01.12.2021 | André Clerc, Nishanthan Sithampary

The Elegance of Let's Encrypt in an Internal PKI


Which administrator hasn’t experienced this? An expiring TLS certificate brings down an important application and, in the worst case, paralyzes important services across the board. Error analysis proves to be difficult and time-consuming, as error messages in logs such as “Unable to connect to server” or “Service unreachable” do not say much about the actual cause of the error. Only after laborious error analysis do those involved find out that an internal TLS certificate has expired - annoying, as this could have been avoided. Renewing an expired TLS certificate is usually a manual process and can take some time depending on the availability of the PKI team, which is why the outages can sometimes take longer. Depending on the service, such avoidable failures can cause considerable damage (to property or people). But who is responsible and will pay for any damage caused? Or rather, how can such outages be prevented in the future?

In practice, internal TLS certificates are usually issued for 1 to 3 years and must be renewed regularly. In recent years, the terms of public certificates on the Internet have been gradually reduced under pressure from the major browser manufacturers (Apple, Mozilla and Google). Apple was the first browser manufacturer to announce that it would only accept TLS certificates with a maximum lifespan of 397 days in the Safari browser.
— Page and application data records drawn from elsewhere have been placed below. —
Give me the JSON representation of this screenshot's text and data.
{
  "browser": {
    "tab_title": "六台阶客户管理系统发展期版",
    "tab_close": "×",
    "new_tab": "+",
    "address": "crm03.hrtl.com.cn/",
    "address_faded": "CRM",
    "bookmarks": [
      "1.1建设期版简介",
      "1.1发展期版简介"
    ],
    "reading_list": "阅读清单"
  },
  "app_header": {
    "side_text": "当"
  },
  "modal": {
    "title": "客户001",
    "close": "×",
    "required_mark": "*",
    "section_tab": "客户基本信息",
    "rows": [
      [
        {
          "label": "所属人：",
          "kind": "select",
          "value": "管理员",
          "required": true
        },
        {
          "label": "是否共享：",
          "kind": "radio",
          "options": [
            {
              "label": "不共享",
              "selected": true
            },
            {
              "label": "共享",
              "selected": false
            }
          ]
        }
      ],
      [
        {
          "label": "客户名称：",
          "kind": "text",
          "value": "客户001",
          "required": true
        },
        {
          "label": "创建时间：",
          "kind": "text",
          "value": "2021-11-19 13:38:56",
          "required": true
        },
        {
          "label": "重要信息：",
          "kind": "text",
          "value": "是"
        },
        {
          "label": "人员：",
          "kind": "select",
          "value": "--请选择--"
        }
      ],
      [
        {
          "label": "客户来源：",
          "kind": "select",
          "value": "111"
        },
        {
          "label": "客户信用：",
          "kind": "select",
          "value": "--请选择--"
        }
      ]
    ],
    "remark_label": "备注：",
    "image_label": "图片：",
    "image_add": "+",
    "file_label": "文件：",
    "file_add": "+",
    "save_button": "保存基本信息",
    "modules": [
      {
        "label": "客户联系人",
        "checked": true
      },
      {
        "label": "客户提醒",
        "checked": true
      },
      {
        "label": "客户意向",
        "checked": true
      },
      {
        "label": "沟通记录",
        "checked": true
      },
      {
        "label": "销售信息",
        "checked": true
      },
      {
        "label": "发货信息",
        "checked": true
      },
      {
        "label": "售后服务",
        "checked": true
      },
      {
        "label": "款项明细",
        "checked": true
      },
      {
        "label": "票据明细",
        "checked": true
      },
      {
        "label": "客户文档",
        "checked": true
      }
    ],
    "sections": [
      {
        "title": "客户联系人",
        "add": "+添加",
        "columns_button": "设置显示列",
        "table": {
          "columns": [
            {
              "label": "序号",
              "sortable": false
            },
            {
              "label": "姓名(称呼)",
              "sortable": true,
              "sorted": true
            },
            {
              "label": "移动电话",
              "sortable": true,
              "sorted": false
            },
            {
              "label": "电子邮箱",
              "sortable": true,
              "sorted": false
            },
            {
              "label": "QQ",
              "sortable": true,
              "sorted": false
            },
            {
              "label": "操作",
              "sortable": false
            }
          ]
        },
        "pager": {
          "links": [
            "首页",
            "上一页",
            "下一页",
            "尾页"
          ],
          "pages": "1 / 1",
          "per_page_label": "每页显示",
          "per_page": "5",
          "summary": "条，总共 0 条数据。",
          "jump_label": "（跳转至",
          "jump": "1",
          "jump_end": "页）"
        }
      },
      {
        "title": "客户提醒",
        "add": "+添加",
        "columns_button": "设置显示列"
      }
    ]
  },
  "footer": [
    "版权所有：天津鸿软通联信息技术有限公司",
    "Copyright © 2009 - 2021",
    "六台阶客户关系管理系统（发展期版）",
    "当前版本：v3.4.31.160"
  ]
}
The shortened lifespan of TLS certificates is primarily intended to curb abuse in the event that TLS certificates are compromised and need to be revoked. Revocation is a process that should be properly implemented. However, the reality is often different: Revocation processes are only partially or incorrectly implemented. The elegant solution with the short-lived certificates partially compensates for this omission. Nevertheless, the revocation process must not be ignored.

Public certification authorities such as SwissSign or DigiCert now only issue TLS certificates with a maximum validity period of 13 months (397 days). This practice has also become established in internal company or IoT PKIs, with an increasing risk of expiring certificates. However, the expiry of TLS certificates makes perfect sense, as it ensures regular verification of domain affiliation and clears up legacy issues. The risks associated with the expiry of certificates can be countered with a clean revocation process. This also enforces the replacement of key material in the event of a possible compromise of cryptographic algorithms and in particular their implementations. This ensures that the selected security level is maintained and does not fall.
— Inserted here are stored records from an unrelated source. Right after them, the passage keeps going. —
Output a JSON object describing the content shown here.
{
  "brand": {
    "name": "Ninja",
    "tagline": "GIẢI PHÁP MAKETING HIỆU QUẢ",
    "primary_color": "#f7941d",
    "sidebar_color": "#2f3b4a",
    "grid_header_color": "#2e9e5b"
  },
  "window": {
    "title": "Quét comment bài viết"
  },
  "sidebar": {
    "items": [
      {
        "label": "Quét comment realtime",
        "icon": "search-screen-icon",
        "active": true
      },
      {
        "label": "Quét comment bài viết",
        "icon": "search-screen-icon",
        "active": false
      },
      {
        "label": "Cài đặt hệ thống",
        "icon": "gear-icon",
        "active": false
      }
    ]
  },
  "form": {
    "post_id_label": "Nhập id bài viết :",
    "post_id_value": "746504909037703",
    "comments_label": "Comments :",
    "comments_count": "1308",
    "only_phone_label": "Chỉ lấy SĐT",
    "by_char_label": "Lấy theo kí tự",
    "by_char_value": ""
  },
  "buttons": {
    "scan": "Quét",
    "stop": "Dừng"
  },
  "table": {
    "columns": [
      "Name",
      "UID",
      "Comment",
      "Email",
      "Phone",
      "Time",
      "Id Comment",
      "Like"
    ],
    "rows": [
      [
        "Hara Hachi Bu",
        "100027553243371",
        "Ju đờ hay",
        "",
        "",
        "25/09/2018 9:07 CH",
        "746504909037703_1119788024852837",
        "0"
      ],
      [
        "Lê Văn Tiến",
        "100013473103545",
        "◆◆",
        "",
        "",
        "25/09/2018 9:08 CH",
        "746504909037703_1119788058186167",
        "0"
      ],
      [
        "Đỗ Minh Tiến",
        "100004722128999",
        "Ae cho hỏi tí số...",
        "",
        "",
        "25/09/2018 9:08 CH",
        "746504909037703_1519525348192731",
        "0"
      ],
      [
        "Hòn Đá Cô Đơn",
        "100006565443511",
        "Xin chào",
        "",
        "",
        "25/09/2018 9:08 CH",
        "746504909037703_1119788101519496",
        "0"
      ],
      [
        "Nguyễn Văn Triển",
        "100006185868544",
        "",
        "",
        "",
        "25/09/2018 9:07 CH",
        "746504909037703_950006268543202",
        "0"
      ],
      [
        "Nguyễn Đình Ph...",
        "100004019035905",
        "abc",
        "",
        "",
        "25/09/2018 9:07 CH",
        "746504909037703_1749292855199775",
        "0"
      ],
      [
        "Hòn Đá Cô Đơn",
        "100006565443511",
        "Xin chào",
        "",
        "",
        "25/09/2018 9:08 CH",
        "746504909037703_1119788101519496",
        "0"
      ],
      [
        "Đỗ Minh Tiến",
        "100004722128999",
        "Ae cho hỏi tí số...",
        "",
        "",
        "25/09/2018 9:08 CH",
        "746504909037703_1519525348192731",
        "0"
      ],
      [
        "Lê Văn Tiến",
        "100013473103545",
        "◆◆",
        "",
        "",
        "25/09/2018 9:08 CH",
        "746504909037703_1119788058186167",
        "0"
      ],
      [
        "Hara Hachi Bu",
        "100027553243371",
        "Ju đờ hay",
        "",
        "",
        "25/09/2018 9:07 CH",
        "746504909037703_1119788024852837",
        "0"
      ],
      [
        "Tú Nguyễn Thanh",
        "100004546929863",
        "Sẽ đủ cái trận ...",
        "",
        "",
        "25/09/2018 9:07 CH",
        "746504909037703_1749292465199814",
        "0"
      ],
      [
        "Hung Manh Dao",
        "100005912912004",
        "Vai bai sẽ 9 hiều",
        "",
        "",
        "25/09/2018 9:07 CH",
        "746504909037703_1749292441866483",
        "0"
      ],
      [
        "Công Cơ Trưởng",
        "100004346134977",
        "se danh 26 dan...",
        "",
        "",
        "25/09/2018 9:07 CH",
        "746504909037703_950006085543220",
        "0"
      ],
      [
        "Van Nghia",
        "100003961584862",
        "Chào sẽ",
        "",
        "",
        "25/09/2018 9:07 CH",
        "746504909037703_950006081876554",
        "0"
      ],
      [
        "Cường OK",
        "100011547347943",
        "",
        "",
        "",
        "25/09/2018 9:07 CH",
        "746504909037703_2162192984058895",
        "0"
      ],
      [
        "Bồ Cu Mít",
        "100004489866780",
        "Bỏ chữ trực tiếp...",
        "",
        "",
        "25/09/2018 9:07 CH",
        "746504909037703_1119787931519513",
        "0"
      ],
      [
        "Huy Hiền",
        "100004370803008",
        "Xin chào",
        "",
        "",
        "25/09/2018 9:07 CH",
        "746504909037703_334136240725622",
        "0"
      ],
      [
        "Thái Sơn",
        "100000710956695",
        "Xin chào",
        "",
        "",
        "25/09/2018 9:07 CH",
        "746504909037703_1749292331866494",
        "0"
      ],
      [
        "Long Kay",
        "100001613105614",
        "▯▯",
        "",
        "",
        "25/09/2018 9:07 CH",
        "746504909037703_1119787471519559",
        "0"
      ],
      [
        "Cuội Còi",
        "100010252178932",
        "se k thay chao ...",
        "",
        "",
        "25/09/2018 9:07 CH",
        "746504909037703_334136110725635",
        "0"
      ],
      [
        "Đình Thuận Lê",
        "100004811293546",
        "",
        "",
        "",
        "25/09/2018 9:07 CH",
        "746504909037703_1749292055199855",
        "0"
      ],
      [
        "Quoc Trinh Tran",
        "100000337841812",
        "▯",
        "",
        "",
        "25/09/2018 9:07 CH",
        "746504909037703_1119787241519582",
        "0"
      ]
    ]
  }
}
The regular renewal of certificates requires a clean PKI operation as well as well-implemented and automated processes. Modern interfaces (e.g. ACME, EST, REST, etc.) help to implement the automation of certificate renewal in an internal company or IoT PKI. Let’s Encrypt demonstrates how the automated, regular renewal of certificates is possible with ACME on the internet. But how can these technologies be used company-wide?

One solution is modern certificate management systems that cover automated renewal as well as the complete lifecycle processes for certificates. However, the introduction of a certificate management system alone is not enough. Rather, a comprehensive PKI concept is required that covers the following points, among others:

  • Evaluation of suitable PKI software and a certificate management system
  • Definition of the necessary management processes, in particular the automatic renewal processes
  • Triggering of timely renewal notifications by means of tickets/emails to certificate holders (subscribers)
  • Definition of escalation levels for certificate holders (subscribers), PKI team, operations team, etc.
  • Automated testing of the PKI interfaces
  • Appropriate logging, monitoring and alerting of the entire PKI environment


Expiring TLS certificates are in circulation almost everywhere and must be renewed after a specified period of time. Unfortunately, renewal fails too often, which can lead to serious failures. This could actually be prevented. A holistic PKI concept, a clean implementation of lifecycle processes, a high degree of automation and the introduction of a certificate management system can prevent serious and widespread failures due to expiring certificates.

Developing PKI strategies and designing new and modern PKI environments is one of TEMET AG’s specialties. We are also happy to support you in the implementation of a PKI concept.

Public Key Infrastructure (PKI)

About the author
André Clerc
About the author
André Clerc, Expert Security Consultant
About the author
Nishanthan Sithampary
About the author
Nishanthan Sithampary